As part of Hamilton County's initiative to make changes through declaring racism a public health crisis, all Sheriff's Office deputies will undergo training aimed at creating a culture where officers aren't afraid to speak up if they see fellow officers acting inappropriately.
The Active Bystandership for Law Enforcement (ABLE) Project is run by the Georgetown Innovative Policing Program at Georgetown University's law school, and the global law firm, Sheppard Mullin. The training aims to create a culture within police departments of preventing misconduct, avoiding police mistakes, and promoting officer health and wellness. It's an outgrowth of the EPIC Peer Intervention Program, in which Hamilton County deputies are also participating.
Major Earl Price is excited about the ABLE project and says the first training sessions begin next week.
"This is really what the public is looking for," he says. "They're looking for transparency, they're looking for honesty out of the police agencies as well as corrections. They're just looking for us to be honest people ... and you got to be able to walk it, not just talk it. You got to prove it and this is one way of doing it."
Price says the department had to meet a 10-step process to qualify for ABLE training, including writing an anti-retaliation policy and being willing to help train other police departments. He adds it's important that everyone is trained because "if you're going to change a culture from the top down, you've got to change it from the bottom up.
"This program is going to be installed right into our basic corrections academy (for new recruits). Also, this program is going to be taught to our civilian as well as all of our uniformed personnel.
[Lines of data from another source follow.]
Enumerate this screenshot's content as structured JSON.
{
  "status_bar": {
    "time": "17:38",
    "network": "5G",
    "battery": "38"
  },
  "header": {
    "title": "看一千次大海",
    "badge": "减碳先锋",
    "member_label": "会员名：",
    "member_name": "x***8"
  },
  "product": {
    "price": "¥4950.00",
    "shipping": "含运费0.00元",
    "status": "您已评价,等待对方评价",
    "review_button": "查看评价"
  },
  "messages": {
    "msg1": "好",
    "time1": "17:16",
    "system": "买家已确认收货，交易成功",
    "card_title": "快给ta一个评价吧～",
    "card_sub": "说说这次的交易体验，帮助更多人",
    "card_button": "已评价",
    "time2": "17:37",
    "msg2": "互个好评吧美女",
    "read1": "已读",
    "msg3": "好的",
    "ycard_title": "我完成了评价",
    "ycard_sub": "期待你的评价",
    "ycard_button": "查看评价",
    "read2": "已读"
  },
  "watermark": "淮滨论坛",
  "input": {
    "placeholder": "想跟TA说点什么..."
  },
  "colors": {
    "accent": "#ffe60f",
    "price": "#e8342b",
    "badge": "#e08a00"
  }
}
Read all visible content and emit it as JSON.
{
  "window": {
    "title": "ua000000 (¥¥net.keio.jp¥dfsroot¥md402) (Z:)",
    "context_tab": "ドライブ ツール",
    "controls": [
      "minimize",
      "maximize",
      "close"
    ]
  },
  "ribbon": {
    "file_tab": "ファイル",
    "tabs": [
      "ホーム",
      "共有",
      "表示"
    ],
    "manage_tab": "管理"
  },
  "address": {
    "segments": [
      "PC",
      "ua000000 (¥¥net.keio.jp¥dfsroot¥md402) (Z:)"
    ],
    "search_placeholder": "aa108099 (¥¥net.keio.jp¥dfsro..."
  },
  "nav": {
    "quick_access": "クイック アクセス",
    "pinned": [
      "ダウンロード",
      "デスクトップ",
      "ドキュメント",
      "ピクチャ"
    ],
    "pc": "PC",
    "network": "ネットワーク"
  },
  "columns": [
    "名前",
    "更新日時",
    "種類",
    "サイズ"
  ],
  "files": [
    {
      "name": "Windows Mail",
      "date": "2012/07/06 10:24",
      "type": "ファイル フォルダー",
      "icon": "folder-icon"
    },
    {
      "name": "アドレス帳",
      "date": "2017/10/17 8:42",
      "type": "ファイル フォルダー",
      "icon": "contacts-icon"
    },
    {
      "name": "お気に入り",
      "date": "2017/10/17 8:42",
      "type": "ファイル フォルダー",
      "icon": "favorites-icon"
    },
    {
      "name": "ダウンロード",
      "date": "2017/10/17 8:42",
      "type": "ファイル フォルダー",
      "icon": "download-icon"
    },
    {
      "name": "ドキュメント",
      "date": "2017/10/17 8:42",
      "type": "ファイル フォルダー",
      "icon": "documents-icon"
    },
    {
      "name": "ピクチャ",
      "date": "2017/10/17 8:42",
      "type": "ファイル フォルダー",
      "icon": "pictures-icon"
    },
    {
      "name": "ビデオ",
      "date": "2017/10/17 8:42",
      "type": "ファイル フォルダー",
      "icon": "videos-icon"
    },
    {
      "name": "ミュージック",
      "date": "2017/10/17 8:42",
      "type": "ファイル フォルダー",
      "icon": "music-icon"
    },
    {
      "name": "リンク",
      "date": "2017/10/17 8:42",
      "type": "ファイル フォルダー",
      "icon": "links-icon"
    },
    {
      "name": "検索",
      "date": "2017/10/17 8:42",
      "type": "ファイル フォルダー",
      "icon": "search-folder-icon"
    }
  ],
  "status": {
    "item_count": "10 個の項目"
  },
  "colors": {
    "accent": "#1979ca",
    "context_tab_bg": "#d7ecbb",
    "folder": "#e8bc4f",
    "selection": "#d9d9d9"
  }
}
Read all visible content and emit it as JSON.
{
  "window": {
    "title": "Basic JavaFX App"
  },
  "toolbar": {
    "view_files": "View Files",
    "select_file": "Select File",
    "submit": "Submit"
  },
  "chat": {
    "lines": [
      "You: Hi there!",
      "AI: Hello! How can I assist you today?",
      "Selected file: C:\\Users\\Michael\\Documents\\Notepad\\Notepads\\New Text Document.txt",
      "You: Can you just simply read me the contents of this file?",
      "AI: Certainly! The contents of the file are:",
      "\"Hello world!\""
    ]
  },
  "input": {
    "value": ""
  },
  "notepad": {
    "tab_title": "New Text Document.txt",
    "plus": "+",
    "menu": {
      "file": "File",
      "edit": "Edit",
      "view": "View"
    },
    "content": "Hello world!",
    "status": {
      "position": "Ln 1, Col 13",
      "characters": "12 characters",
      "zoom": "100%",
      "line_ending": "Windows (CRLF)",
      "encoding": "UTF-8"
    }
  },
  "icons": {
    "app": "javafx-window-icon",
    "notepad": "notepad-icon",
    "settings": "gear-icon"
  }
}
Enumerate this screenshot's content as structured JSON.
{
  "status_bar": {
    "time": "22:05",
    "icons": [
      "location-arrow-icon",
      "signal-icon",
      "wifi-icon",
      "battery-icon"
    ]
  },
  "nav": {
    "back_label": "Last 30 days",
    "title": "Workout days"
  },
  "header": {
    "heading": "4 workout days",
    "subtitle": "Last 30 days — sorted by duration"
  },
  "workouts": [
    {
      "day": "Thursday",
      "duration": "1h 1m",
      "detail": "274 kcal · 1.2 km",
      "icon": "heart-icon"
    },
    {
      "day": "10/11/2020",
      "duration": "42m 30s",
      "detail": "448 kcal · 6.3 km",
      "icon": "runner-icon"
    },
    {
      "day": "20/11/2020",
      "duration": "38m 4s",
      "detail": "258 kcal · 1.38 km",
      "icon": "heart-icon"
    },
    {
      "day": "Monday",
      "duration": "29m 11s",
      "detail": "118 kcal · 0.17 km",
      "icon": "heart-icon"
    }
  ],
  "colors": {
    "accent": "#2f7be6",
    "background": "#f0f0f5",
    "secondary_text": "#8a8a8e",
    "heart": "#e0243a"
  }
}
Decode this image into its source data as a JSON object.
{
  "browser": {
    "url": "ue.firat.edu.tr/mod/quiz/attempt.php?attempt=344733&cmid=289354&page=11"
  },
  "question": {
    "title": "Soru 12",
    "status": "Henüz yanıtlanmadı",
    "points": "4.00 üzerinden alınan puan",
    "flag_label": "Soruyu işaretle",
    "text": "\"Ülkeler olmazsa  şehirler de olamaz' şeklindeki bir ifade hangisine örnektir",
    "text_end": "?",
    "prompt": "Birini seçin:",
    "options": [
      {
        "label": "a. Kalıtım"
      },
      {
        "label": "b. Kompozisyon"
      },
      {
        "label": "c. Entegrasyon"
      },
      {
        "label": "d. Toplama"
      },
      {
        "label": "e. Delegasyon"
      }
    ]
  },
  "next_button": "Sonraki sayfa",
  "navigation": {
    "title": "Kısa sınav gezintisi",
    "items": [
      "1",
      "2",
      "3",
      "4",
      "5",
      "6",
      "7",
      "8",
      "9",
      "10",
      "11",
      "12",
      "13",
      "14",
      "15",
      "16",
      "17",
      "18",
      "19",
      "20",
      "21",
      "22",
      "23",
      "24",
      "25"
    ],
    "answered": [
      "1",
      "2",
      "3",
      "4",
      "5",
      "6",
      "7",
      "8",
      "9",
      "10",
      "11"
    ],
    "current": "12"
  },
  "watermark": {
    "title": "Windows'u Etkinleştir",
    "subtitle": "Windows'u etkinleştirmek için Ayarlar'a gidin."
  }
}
The goal is to make sure that every employee gets ABLE-trained."
The aim is to have everyone trained in 2021. It includes eight hours of training in the first year and two additional hours every subsequent year, according to Price. He says he's never seen a program like this here in his 39-year career.
"You're going to have officers that are going to be looking out for each other to save lives, to protect the safety of that officer, to make sure that that officer is doing the right thing and not covering up where something's wrong," Price explains. "That's something that we should've had years ago."
Hamilton County is also working with the National Underground Railroad Freedom Center to create a training program addressing implicit bias. The first 80 employees, all senior managers, are scheduled to begin that training program in late January and early February, according to Freedom Center President and CEO Woodrow Keown, Jr.
Hamilton County commissioners, led in the initiative by Commissioner Victoria Parks, voted unanimously in July to declare racism a public health crisis.
"We have to accept the harm done historically and correct it," Parks said at the time. "That's what this resolution is. It's an opportunity for us to get this right so that my grandchildren don't have to grow up in an environment like I did."